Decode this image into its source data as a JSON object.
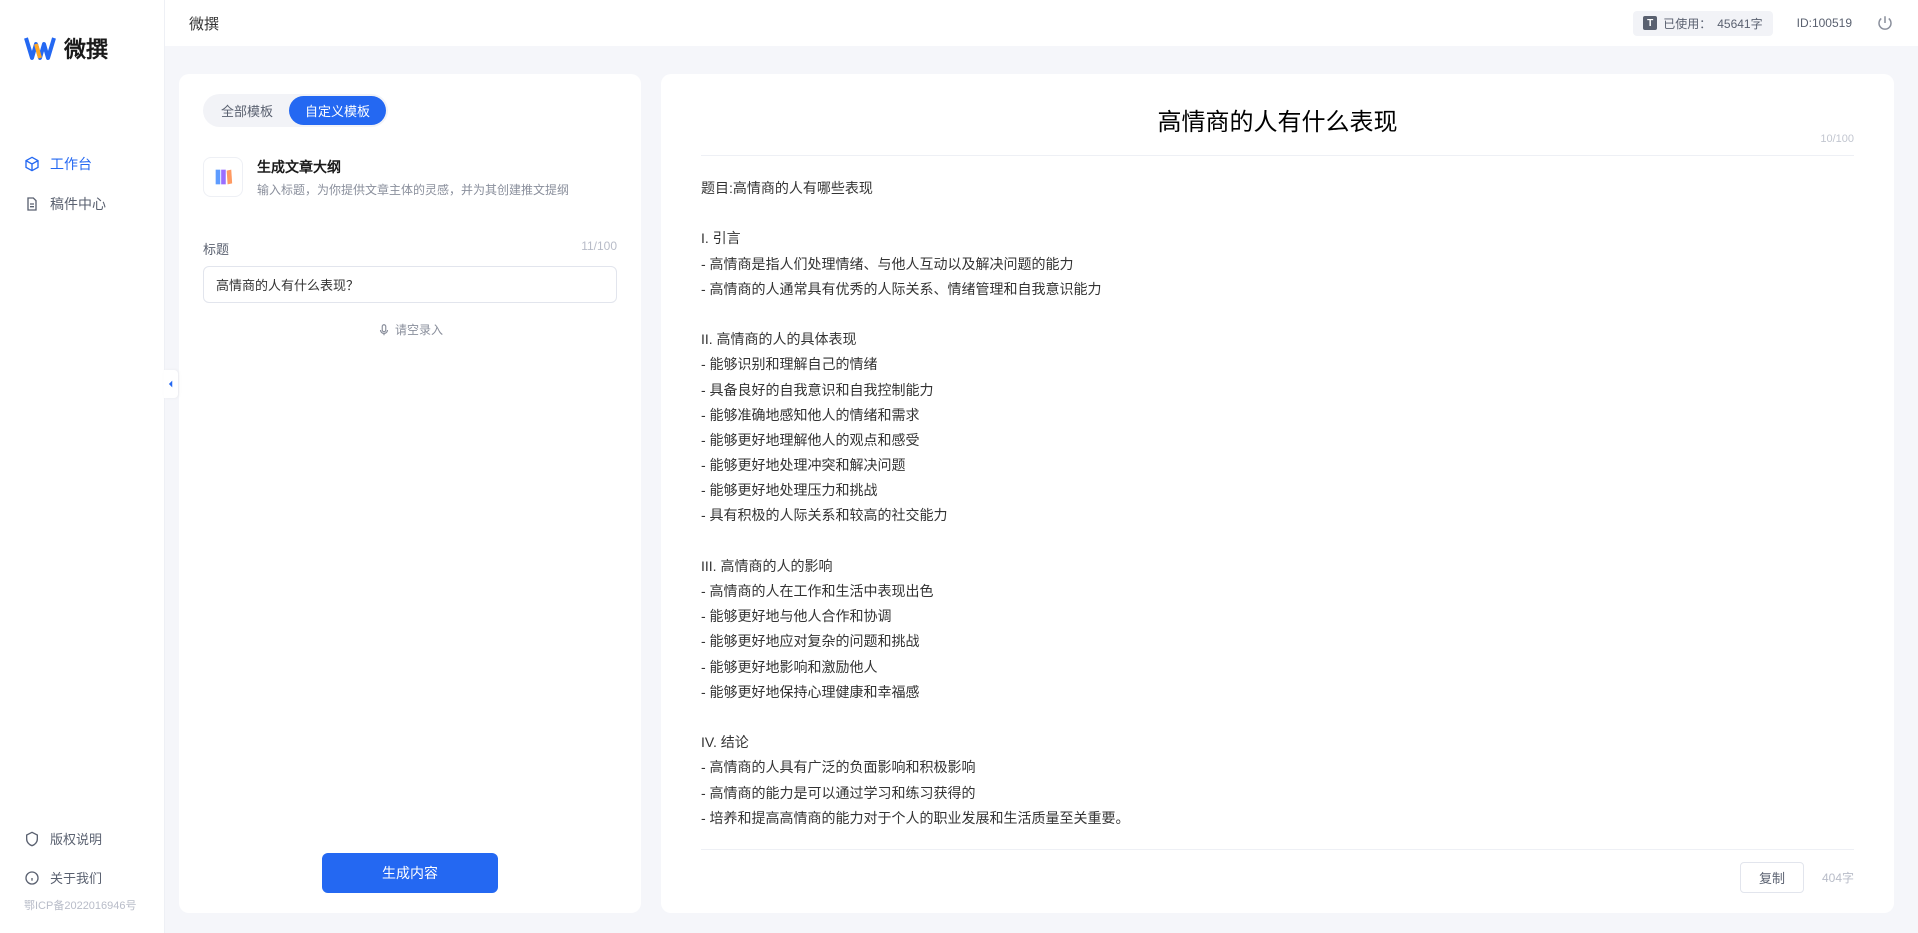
{
  "app": {
    "name": "微撰",
    "logoColors": {
      "a": "#2468f2",
      "b": "#ffa726",
      "c": "#66bb6a"
    }
  },
  "sidebar": {
    "items": [
      {
        "label": "工作台",
        "active": true
      },
      {
        "label": "稿件中心",
        "active": false
      }
    ],
    "bottom": [
      {
        "label": "版权说明"
      },
      {
        "label": "关于我们"
      }
    ],
    "icp": "鄂ICP备2022016946号"
  },
  "topbar": {
    "title": "微撰",
    "usagePrefix": "已使用：",
    "usageValue": "45641字",
    "idLabel": "ID:100519"
  },
  "leftPanel": {
    "tabs": [
      {
        "label": "全部模板",
        "active": false
      },
      {
        "label": "自定义模板",
        "active": true
      }
    ],
    "template": {
      "title": "生成文章大纲",
      "desc": "输入标题，为你提供文章主体的灵感，并为其创建推文提纲"
    },
    "field": {
      "label": "标题",
      "counter": "11/100",
      "value": "高情商的人有什么表现？"
    },
    "voiceLabel": "请空录入",
    "generateLabel": "生成内容"
  },
  "output": {
    "title": "高情商的人有什么表现",
    "titleCounter": "10/100",
    "body": "题目:高情商的人有哪些表现\n\nI. 引言\n- 高情商是指人们处理情绪、与他人互动以及解决问题的能力\n- 高情商的人通常具有优秀的人际关系、情绪管理和自我意识能力\n\nII. 高情商的人的具体表现\n- 能够识别和理解自己的情绪\n- 具备良好的自我意识和自我控制能力\n- 能够准确地感知他人的情绪和需求\n- 能够更好地理解他人的观点和感受\n- 能够更好地处理冲突和解决问题\n- 能够更好地处理压力和挑战\n- 具有积极的人际关系和较高的社交能力\n\nIII. 高情商的人的影响\n- 高情商的人在工作和生活中表现出色\n- 能够更好地与他人合作和协调\n- 能够更好地应对复杂的问题和挑战\n- 能够更好地影响和激励他人\n- 能够更好地保持心理健康和幸福感\n\nIV. 结论\n- 高情商的人具有广泛的负面影响和积极影响\n- 高情商的能力是可以通过学习和练习获得的\n- 培养和提高高情商的能力对于个人的职业发展和生活质量至关重要。",
    "copyLabel": "复制",
    "charCount": "404字"
  }
}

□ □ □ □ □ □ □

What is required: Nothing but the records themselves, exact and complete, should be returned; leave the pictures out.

Result:
Decode this image into its source data as a JSON object.
{
  "app": {
    "name": "微撰",
    "logoColors": {
      "a": "#2468f2",
      "b": "#ffa726",
      "c": "#66bb6a"
    }
  },
  "sidebar": {
    "items": [
      {
        "label": "工作台",
        "active": true
      },
      {
        "label": "稿件中心",
        "active": false
      }
    ],
    "bottom": [
      {
        "label": "版权说明"
      },
      {
        "label": "关于我们"
      }
    ],
    "icp": "鄂ICP备2022016946号"
  },
  "topbar": {
    "title": "微撰",
    "usagePrefix": "已使用：",
    "usageValue": "45641字",
    "idLabel": "ID:100519"
  },
  "leftPanel": {
    "tabs": [
      {
        "label": "全部模板",
        "active": false
      },
      {
        "label": "自定义模板",
        "active": true
      }
    ],
    "template": {
      "title": "生成文章大纲",
      "desc": "输入标题，为你提供文章主体的灵感，并为其创建推文提纲"
    },
    "field": {
      "label": "标题",
      "counter": "11/100",
      "value": "高情商的人有什么表现？"
    },
    "voiceLabel": "请空录入",
    "generateLabel": "生成内容"
  },
  "output": {
    "title": "高情商的人有什么表现",
    "titleCounter": "10/100",
    "body": "题目:高情商的人有哪些表现\n\nI. 引言\n- 高情商是指人们处理情绪、与他人互动以及解决问题的能力\n- 高情商的人通常具有优秀的人际关系、情绪管理和自我意识能力\n\nII. 高情商的人的具体表现\n- 能够识别和理解自己的情绪\n- 具备良好的自我意识和自我控制能力\n- 能够准确地感知他人的情绪和需求\n- 能够更好地理解他人的观点和感受\n- 能够更好地处理冲突和解决问题\n- 能够更好地处理压力和挑战\n- 具有积极的人际关系和较高的社交能力\n\nIII. 高情商的人的影响\n- 高情商的人在工作和生活中表现出色\n- 能够更好地与他人合作和协调\n- 能够更好地应对复杂的问题和挑战\n- 能够更好地影响和激励他人\n- 能够更好地保持心理健康和幸福感\n\nIV. 结论\n- 高情商的人具有广泛的负面影响和积极影响\n- 高情商的能力是可以通过学习和练习获得的\n- 培养和提高高情商的能力对于个人的职业发展和生活质量至关重要。",
    "copyLabel": "复制",
    "charCount": "404字"
  }
}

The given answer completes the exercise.